# To do
Without skipping anything, write out each record below exactly.

# Excerpted data
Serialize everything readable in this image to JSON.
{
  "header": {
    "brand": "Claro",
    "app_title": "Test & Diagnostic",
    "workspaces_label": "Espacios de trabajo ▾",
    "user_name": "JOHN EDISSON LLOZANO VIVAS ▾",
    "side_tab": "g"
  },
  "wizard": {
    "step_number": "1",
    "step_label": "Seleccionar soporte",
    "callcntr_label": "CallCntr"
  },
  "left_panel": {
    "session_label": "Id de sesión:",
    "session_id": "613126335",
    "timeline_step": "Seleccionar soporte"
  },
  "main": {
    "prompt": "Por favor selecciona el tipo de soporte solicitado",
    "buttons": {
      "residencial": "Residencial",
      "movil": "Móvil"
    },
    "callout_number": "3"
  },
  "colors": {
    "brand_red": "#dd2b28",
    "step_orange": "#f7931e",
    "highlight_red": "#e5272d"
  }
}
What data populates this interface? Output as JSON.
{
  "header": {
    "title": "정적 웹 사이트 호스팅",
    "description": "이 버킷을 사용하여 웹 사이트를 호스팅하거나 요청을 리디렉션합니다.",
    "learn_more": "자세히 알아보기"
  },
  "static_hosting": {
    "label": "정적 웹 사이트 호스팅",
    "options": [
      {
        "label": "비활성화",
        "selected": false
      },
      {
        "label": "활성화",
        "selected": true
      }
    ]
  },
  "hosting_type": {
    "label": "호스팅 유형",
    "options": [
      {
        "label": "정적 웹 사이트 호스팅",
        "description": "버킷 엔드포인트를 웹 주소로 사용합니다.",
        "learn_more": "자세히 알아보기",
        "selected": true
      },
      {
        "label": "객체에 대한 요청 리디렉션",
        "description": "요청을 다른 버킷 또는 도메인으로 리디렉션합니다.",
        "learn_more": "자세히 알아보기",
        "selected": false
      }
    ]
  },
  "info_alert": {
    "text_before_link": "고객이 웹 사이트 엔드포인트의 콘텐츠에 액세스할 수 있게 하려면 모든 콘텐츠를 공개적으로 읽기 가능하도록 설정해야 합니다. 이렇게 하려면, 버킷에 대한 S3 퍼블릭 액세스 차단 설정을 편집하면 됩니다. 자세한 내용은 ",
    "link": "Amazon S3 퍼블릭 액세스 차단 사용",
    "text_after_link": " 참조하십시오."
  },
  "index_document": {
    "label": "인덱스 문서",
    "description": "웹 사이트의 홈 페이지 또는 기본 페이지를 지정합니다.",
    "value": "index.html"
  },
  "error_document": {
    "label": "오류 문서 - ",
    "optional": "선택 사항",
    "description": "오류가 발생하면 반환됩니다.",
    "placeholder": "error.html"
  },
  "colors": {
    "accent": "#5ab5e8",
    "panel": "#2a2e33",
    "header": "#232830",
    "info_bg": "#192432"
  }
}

# Written answer
Serialize everything readable in this image to JSON.
{
  "header": {
    "brand": "Claro",
    "app_title": "Test & Diagnostic",
    "workspaces_label": "Espacios de trabajo ▾",
    "user_name": "JOHN EDISSON LLOZANO VIVAS ▾",
    "side_tab": "g"
  },
  "wizard": {
    "step_number": "1",
    "step_label": "Seleccionar soporte",
    "callcntr_label": "CallCntr"
  },
  "left_panel": {
    "session_label": "Id de sesión:",
    "session_id": "613126335",
    "timeline_step": "Seleccionar soporte"
  },
  "main": {
    "prompt": "Por favor selecciona el tipo de soporte solicitado",
    "buttons": {
      "residencial": "Residencial",
      "movil": "Móvil"
    },
    "callout_number": "3"
  },
  "colors": {
    "brand_red": "#dd2b28",
    "step_orange": "#f7931e",
    "highlight_red": "#e5272d"
  }
}
What data populates this interface? Output as JSON.
{
  "header": {
    "title": "정적 웹 사이트 호스팅",
    "description": "이 버킷을 사용하여 웹 사이트를 호스팅하거나 요청을 리디렉션합니다.",
    "learn_more": "자세히 알아보기"
  },
  "static_hosting": {
    "label": "정적 웹 사이트 호스팅",
    "options": [
      {
        "label": "비활성화",
        "selected": false
      },
      {
        "label": "활성화",
        "selected": true
      }
    ]
  },
  "hosting_type": {
    "label": "호스팅 유형",
    "options": [
      {
        "label": "정적 웹 사이트 호스팅",
        "description": "버킷 엔드포인트를 웹 주소로 사용합니다.",
        "learn_more": "자세히 알아보기",
        "selected": true
      },
      {
        "label": "객체에 대한 요청 리디렉션",
        "description": "요청을 다른 버킷 또는 도메인으로 리디렉션합니다.",
        "learn_more": "자세히 알아보기",
        "selected": false
      }
    ]
  },
  "info_alert": {
    "text_before_link": "고객이 웹 사이트 엔드포인트의 콘텐츠에 액세스할 수 있게 하려면 모든 콘텐츠를 공개적으로 읽기 가능하도록 설정해야 합니다. 이렇게 하려면, 버킷에 대한 S3 퍼블릭 액세스 차단 설정을 편집하면 됩니다. 자세한 내용은 ",
    "link": "Amazon S3 퍼블릭 액세스 차단 사용",
    "text_after_link": " 참조하십시오."
  },
  "index_document": {
    "label": "인덱스 문서",
    "description": "웹 사이트의 홈 페이지 또는 기본 페이지를 지정합니다.",
    "value": "index.html"
  },
  "error_document": {
    "label": "오류 문서 - ",
    "optional": "선택 사항",
    "description": "오류가 발생하면 반환됩니다.",
    "placeholder": "error.html"
  },
  "colors": {
    "accent": "#5ab5e8",
    "panel": "#2a2e33",
    "header": "#232830",
    "info_bg": "#192432"
  }
}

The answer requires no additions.